2007 Annual Report
1a.Objectives (from AD-416)
The yellow perch (Perca flavescens) is an important social and economic species in the Great Lakes, however, populations have plummeted. Given strong consumer demand, and high fillet value ($12.00/lb.- $15.00/lb retail), there is an urgent need to develop a sustainable yellow perch aquaculture industry that can deliver a high-quality cultivar year-round. Northern Aquaculture Research (NADF) will focus on a portion of the objectives that form the research initiative being conducted by ARS/USDA/Great Lakes Aquaculture Center (GLAC) at the University of Wisconsin-Milwaukee Great Lakes Water Institute (GLWI). The objective is to assist with developing/adapting recirculating aquaculture system(s) technology for year-round production and enhanced grow-out. This will be accomplished by examining the effects of diel temperature fluctuations on juvenile perch growth, over a 6-month interval, in commercial-scale recirculating aquaculture systems (RAS), and to repeat the findings of this initial study.

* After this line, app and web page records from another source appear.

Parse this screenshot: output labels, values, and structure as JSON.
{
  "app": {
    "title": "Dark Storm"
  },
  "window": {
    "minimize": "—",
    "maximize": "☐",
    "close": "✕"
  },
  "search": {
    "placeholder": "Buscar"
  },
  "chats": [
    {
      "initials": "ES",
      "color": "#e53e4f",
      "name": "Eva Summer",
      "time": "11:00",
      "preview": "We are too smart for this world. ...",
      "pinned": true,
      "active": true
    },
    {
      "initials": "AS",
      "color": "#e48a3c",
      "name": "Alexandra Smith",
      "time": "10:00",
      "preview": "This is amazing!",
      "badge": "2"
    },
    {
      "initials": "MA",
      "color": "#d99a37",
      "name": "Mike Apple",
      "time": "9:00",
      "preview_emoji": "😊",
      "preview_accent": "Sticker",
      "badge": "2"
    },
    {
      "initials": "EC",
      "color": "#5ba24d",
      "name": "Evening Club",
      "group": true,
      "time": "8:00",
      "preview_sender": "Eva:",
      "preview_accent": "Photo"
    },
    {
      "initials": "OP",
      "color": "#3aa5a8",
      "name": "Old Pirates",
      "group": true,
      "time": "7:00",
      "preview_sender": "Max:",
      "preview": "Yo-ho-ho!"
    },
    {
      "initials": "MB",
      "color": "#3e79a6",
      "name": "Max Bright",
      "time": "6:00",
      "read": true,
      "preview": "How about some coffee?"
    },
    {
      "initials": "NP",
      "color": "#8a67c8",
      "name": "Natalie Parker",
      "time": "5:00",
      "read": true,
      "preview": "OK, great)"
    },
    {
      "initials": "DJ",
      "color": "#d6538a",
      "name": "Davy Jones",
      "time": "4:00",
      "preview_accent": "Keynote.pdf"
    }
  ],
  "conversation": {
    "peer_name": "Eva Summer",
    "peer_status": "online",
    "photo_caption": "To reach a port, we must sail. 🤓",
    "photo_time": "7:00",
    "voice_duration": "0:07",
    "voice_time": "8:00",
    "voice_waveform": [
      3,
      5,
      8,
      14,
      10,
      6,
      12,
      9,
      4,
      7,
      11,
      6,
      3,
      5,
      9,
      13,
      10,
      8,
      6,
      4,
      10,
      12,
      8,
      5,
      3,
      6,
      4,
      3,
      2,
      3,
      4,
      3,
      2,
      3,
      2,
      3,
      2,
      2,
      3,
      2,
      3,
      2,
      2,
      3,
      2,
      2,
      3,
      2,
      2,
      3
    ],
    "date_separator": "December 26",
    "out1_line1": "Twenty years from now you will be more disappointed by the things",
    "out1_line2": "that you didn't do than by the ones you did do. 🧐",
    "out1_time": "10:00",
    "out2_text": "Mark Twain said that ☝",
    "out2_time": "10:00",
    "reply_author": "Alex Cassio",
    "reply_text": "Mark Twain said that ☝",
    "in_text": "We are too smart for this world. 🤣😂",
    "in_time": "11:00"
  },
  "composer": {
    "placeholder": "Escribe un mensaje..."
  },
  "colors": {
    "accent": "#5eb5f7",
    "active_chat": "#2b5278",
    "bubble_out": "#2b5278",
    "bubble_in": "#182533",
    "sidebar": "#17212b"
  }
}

We expect to show that underutilized capabilities (temperature control) of RAS systems can be used to improve yellow perch growth, in an environmentally compatible and sustainable manner, for year-round production of this cool water species.
1b.Approach (from AD-416)
Northern Wisconsin Aquaculture Research will focus on applying state-of-the-art technology to assess commercial-scale production of yellow perch. Growth, food conversion, cost, survival, etc., will be studied in state-of-the-art production systems such as recirculating aquaculture systems. Fingerling yellow perch will be reared to market size using different diet formulations and production systems to evaluate the cost/profit issues and system performance for 1-year perch grow out.
This report serves to document research conducted under a Specific Cooperative Agreement between ARS and the University of Wisconsin-Northern Aquaculture Demonstration Facility (NADF). This SCA was recently renumbered from 3655-31000-019-03S to 3655-31000-020-02S to match the parent project, and given a new title: “Novel Approaches for Improving Perch Growth in RAS Systems.” Additional details of research can be found in the report for the parent 3655-31000-020-00D, "Improving Great Lakes Aquaculture Production." The production of yellow perch in a “state of the art facility” was evaluated at the Northern Aquaculture Demonstration Facility (NADF) during 2005 and 2006. Three different strains of yellow perch were evaluated: Mississippi River, Lake Superior, and Lake Mendota. Overall methods included: egg hatching indoors with heated water, fry stocked into ponds, fingerlings brought inside for feed training, and then restocked into ponds. Finally, the fish were harvested and brought back inside the facility for grow out utilizing a recirculating aquaculture system. It was determined that the Lake Mendota strain of yellow perch performed the best in this study and NADF was able to successfully bring yellow perch to market size in one year using a combination of pond and indoor recirculating systems.
NADF successfully raised one group of fish to market size within 12 months in one recirculating aquaculture system (RAS). These fish were shipped to a private processor to evaluate yield. High yields were reported by the processor of up to 49%. Other performance information was gathered from these fish during rearing time period such as growth rate, feed conversion, sex ratios, as well as RAS parameters and cost information.
Baseline water quality parameters were determined over the course of the two years for the facility. The initial cost of the RAS system used for yellow perch at NADF was estimated at $100,000. This includes the system, and all plumbing and electrical supplies. Typical initial costs of an RAS system is $8-10/gallon of water. The average monthly electrical cost for the RAS system at NADF was $492.00 based on the electrical rate of $0.04/kw. The INVE fish food cost $208 (feed training), and the Silver Cup food cost an estimated $1900 (growout). This information was presented at NADF Field Days workshop on June 14-15, 2007, and is also available on the NADF webpage for interested parties.
Monitoring activities for this SCA are somewhat different given the large distance between the GLWI and the SCA participants (Northern Aquaculture Demonstration Facility, Stevens Point, WI). This year (February 2, 2007), we held a one-day conference at the GLWI where all participants were present. In addition to this, the RL and ADODR performed site visits (at the NADF) in August 2006 and June 2007. Lastly, other monitoring activities include e-mail, phone calls, attendance at meetings, and quarterly reports.